The Austin Police Department works to help off-campus students with nonemergency issues and safety concerns through its district representatives and events like Coffee with a Cop.
Students who live in off-campus homes can contact Austin Police Department officers for nonemergency issues or if they have safety concerns.
APD splits Austin into 10 districts, each led by a commander, with four district representatives working for the residents in different areas. West Campus is located in the Baker district, North Campus is in both Baker and Ida, and Riverside is located in the Henry district.
South central district representative Armando Perez, who patrols Riverside, and central west district representative Will Harvey, who patrols parts of West Campus, said their everyday duties include items such as responding to noise complaints and helping residents make their homes safer.

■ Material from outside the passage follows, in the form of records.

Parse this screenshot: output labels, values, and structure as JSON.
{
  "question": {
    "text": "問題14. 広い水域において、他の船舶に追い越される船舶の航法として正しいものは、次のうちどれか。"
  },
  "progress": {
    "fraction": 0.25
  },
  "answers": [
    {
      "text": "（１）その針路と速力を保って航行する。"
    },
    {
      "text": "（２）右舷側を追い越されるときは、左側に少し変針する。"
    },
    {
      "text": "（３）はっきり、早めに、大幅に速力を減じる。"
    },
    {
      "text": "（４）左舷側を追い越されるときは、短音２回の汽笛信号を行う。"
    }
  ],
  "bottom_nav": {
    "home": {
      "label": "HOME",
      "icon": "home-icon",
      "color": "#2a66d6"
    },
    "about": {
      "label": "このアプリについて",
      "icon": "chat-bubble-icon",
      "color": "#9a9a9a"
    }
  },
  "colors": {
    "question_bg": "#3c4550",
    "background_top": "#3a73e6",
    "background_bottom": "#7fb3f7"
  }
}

“(Some of my duties include) doing a patrol for the area, seeing if we can get our homeless outreach team to provide care for some homeless people that may be out there in the neighborhood, or doing a criminal trespass notice for these property owners who constantly have a problem with (people doing) some type of violation like urinating (or) defecating,” Perez said.
The easiest way for students to contact their district representative is to dial 311, give their location and ask for their APD district representative, Harvey said.
Perez said his district hosts meetings such as Coffee with a Cop, where nearby residents can speak directly with their district representatives every three months, but Perez said he would like to see more students in Riverside come talk with them. The next Coffee with a Cop will be downtown at Capital One Café on Sixth Street.
Sylvia Vu, an electrical and computer engineering sophomore, lives in West Campus. She said she had never heard of the district representative program before, but would be interested in attending events such as Coffee with a Cop.
“I just thought the cops come around here to keep the peace,” Vu said. “I think that’s a really good idea, honestly, because I don’t want them to be portrayed in a bad light. They’re here to help us.”
Since district representatives do not respond to emergencies, Harvey said it gives them time to figure out long-term solutions to neighborhood problems instead of “putting a band-aid on it.” He said the representatives in West Campus work closely with nonprofit safety advocacy organization SafeHorns to engage with more students.
“(We) actually get quite a few students that want to come by and visit with us and just kind of see how we do things,” Harvey said. “Maybe they have different law enforcement-related questions. It’s just anything under the sun.”
SafeHorns president Joell McNew said SafeHorns partners with district representatives in West Campus to help students take a more active role in advocating for public safety.
“Students need to understand that (they) are part of this community and so (they) need to get involved,” McNew said. “Never hesitate to reach out to (your district representatives), even if it’s just to ask a question.”